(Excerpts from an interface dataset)
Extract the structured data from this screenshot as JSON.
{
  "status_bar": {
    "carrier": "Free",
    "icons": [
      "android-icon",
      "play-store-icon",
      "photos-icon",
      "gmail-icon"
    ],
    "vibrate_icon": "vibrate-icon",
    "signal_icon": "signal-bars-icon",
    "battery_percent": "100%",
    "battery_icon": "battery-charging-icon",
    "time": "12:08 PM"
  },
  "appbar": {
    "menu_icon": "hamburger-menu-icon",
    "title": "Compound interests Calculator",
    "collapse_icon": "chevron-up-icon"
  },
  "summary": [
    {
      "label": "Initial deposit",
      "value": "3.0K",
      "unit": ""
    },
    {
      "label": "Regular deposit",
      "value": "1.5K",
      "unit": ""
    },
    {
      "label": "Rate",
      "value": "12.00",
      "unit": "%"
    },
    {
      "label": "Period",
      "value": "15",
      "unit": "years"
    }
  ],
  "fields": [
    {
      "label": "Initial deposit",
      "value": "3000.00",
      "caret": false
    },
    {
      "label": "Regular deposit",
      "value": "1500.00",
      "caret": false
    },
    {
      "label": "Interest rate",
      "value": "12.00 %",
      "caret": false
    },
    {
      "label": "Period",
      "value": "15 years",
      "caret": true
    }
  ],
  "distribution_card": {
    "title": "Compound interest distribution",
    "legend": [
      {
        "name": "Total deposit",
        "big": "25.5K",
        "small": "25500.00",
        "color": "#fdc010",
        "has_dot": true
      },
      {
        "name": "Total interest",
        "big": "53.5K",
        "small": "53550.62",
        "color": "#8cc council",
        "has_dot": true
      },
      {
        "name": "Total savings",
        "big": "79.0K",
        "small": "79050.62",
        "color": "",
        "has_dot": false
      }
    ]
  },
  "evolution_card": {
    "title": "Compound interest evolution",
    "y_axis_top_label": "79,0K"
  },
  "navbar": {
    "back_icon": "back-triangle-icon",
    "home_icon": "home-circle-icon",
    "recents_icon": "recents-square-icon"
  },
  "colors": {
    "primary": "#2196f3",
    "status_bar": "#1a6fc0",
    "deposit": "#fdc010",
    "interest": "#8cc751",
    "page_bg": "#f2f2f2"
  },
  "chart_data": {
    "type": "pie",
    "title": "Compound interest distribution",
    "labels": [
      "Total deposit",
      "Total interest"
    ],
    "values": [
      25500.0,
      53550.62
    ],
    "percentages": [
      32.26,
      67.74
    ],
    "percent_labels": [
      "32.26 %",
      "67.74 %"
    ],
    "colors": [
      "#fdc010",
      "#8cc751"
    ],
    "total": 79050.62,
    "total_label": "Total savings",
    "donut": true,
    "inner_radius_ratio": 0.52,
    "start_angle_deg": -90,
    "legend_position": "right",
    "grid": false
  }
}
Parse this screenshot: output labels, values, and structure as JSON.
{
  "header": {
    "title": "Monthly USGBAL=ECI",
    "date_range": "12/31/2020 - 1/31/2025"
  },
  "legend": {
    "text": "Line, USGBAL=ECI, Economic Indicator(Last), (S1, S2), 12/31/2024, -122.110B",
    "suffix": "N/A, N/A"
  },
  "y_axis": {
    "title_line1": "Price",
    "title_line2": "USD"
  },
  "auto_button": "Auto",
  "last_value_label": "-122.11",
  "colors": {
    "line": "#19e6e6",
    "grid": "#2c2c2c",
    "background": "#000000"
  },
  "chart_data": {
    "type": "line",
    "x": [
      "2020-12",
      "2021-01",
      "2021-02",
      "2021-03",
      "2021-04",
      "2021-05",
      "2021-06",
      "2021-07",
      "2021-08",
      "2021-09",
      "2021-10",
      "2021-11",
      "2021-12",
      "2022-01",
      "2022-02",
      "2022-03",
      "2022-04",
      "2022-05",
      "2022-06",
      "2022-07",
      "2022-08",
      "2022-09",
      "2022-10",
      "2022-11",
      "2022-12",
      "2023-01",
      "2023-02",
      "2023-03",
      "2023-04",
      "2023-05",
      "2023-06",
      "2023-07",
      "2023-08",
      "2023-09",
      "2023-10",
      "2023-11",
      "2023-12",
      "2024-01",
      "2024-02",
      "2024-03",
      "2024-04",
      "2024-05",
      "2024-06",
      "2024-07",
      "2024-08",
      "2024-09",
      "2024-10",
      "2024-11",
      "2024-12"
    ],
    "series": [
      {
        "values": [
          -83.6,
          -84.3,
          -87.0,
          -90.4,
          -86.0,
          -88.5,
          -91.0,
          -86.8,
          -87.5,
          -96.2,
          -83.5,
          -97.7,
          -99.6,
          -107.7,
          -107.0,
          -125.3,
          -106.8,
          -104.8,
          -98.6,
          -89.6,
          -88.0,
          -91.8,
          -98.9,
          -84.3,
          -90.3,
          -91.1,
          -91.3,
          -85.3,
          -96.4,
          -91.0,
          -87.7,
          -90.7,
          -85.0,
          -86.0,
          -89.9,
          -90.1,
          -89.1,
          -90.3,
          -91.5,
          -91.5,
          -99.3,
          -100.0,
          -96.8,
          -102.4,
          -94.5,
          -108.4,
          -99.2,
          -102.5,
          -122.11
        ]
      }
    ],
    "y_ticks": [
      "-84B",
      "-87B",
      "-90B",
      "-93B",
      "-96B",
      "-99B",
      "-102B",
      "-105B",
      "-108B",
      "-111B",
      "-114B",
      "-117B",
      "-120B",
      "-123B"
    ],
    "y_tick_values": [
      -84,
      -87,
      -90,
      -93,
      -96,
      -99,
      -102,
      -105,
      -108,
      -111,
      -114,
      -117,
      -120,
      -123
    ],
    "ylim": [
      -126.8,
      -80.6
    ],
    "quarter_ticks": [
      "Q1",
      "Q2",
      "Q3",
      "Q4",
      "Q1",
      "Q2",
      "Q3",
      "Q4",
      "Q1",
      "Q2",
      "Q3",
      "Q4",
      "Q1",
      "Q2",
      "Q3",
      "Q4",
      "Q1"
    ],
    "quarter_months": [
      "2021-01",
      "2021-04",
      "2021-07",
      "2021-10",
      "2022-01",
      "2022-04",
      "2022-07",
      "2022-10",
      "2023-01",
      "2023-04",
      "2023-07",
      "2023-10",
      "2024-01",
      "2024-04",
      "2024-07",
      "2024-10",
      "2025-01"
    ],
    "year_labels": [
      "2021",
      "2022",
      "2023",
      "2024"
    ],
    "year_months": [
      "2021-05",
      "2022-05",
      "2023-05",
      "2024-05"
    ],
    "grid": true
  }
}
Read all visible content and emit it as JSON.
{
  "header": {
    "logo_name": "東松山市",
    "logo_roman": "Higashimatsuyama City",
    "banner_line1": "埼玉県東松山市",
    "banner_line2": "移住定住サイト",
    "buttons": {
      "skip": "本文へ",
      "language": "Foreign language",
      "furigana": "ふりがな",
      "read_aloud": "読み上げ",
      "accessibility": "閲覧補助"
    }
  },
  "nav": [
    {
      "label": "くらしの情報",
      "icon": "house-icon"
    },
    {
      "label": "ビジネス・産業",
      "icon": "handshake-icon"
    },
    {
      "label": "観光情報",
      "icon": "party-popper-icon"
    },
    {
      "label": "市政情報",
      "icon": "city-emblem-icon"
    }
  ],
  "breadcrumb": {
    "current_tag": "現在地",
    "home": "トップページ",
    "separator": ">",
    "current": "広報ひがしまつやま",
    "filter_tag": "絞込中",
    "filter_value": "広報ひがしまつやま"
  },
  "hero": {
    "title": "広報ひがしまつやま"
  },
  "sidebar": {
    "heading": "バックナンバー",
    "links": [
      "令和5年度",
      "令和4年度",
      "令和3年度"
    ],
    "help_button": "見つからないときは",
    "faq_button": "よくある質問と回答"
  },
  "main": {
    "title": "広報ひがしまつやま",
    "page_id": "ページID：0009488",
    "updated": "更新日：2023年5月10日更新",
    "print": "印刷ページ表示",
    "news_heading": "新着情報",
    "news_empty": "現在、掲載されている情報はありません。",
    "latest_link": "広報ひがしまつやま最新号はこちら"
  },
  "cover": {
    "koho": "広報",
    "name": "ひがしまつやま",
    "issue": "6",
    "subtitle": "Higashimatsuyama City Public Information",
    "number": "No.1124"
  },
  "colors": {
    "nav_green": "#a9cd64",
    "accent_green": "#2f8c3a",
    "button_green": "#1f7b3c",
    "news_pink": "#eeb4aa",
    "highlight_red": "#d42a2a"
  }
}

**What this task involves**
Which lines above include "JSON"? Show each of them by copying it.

**Expected output**
Extract the structured data from this screenshot as JSON.
Parse this screenshot: output labels, values, and structure as JSON.
Read all visible content and emit it as JSON.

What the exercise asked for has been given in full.